Standard medical treatment of CAH consists of oral glucocorticoid and mineralocorticoid administration in order to suppress adrenal androgens and to compensate for adrenal steroid deficiencies.1-5 Levels of 17-OHP, androstenedione, and plasma renin activity can be used to evaluate adequacy of therapy in conjunction with clinical signs and symptoms.8 A recent clinical practice guideline recommends monitoring treatment by measuring 17-OHP levels early in the morning and before medication.1 This guideline states that 17-OHP should not be completely normalized because of risk of iatrogenic Cushing's syndrome.1,8 The target 17-hydroxyprogesterone range suggested for children with CAH is 400−1200 ng/dL.8 Clinical factors dictate management of individual adults.8

In addition to the classic salt-wasting and simple virilizing forms of CAH, there is also a mild "nonclassic" form of CAH (NC-CAH), which may show variable degrees of postnatal androgen excess but is sometimes asymptomatic.1,2,8 NC-CAH is much more common than classic CAH, occurring in approximately 0.1% to 0.2% in the general Caucasian population but in as much as 2% in some populations, such as Ashkenazi Jews.1 NC-CAH presents with a wide spectrum of phenotypes due to the complexity of gene duplications, deletions, rearrangements, and compound heterozygotes that cause the condition.1 Like more severe forms of CAH, NC-CAH can present as salt-wasting and simple virilizing disease with growth acceleration, premature adrenarche, or menstrual abnormalities.2 NC-CAH is a relatively common cause of hyperandrogenic symptoms in women and has been implicated in between 2% and 5% of cases studied.9-11 The diagnosis of nonclassic CAH after infancy is accomplished by measuring an early morning baseline serum 17-OHP in symptomatic individuals.1-5,8 Measurement of other steroids after a cosyntropin stimulation can be used to differentiate 21-OHD from 11-hydroxylase and P450 oxidoreductase deficiencies and to make the diagnosis in borderline cases.1-5,8

1. Speiser PW, Azziz R, Baskin LS, et al. A Summary of the Endocrine Society Clinical Practice Guideline on Congenital Adrenal Hyperplasia due to Steroid 21-Hydroxylase Deficiency.

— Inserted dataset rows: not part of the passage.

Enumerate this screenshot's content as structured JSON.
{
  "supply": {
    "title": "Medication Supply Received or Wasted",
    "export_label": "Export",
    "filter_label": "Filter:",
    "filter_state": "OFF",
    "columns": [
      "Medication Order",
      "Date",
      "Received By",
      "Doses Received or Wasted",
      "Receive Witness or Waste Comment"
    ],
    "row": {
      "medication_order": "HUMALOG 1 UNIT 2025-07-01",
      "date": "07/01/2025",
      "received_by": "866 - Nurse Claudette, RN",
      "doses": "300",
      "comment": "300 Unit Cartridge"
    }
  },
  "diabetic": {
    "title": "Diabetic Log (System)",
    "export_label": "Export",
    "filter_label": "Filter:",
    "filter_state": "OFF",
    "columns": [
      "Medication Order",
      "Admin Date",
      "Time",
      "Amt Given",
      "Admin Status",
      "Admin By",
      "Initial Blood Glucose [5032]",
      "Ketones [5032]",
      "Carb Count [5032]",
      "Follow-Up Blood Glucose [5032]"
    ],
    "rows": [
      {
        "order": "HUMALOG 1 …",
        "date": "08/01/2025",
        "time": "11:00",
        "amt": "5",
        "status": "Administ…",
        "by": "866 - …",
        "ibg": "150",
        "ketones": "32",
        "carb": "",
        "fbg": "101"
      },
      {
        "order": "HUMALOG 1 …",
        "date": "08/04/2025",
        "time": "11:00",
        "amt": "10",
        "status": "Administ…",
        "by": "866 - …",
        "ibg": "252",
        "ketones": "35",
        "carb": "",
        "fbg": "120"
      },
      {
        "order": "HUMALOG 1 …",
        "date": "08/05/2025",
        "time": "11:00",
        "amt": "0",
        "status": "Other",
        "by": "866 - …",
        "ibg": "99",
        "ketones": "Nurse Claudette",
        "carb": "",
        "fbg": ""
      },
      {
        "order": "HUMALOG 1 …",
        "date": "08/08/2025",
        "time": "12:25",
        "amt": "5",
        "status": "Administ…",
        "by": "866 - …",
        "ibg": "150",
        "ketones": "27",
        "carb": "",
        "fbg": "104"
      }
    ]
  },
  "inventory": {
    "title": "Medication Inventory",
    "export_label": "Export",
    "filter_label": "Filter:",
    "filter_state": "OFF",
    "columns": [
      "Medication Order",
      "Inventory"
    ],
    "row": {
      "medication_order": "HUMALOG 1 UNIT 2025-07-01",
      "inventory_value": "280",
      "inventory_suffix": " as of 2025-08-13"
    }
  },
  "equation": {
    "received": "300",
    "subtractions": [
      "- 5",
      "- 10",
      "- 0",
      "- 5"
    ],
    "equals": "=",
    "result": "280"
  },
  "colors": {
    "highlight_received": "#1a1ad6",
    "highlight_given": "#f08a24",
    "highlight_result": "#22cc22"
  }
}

Int J Pediatr Endocrinol. 2010; 2010:494173. PubMed 20981249

2. Dauber A, Kellogg M, Majzoub JA. Monitoring of therapy in congenital adrenal hyperplasia. Clin Chem. 2010 Aug; 56(8):1245-1251. PubMed 20558634

3. Forest MG. Recent advances in the diagnosis and management of congenital adrenal hyperplasia due to 21-hydroxylase deficiency. Hum Reprod Update. 2004 Nov-Dec; 10(6):469-485. PubMed 15514016

4. Riepe FG, Sippell WG. Recent advances in diagnosis, treatment, and outcome of congenital adrenal hyperplasia due to 21-hydroxylase deficiency. Rev Endocr Metab Disord., 2007 Dec; 8(4):349-363. PubMed 17885806

5. Rauh M. Steroid measurement with LC-MS/MS in pediatric endocrinology. Mol Cell Endocrinol. 2009 Mar 25; 301(1-2):272-281. PubMed 19007847

6. Chang RJ. A practical approach to the diagnosis of polycystic ovary syndrome. Am J Obstet Gynecol. 2004 Sep; 191(3):713-717. PubMed 15467530

7. Dennedy MC, Smith D, O'Shea D, et al. Investigation of patients with atypical or severe hyperandrogenaemia including androgen-secreting ovarian teratoma. Eur J Endocrinol. 2010 Feb; 162(2):213-220. PubMed 19906851

8. Merke DP. Approach to the adult with congenital adrenal hyperplasia due to 21-hydroxylase deficiency. J Clin Endocrinol Metab. 2008 Mar; 93(3):653-660. PubMed 18326005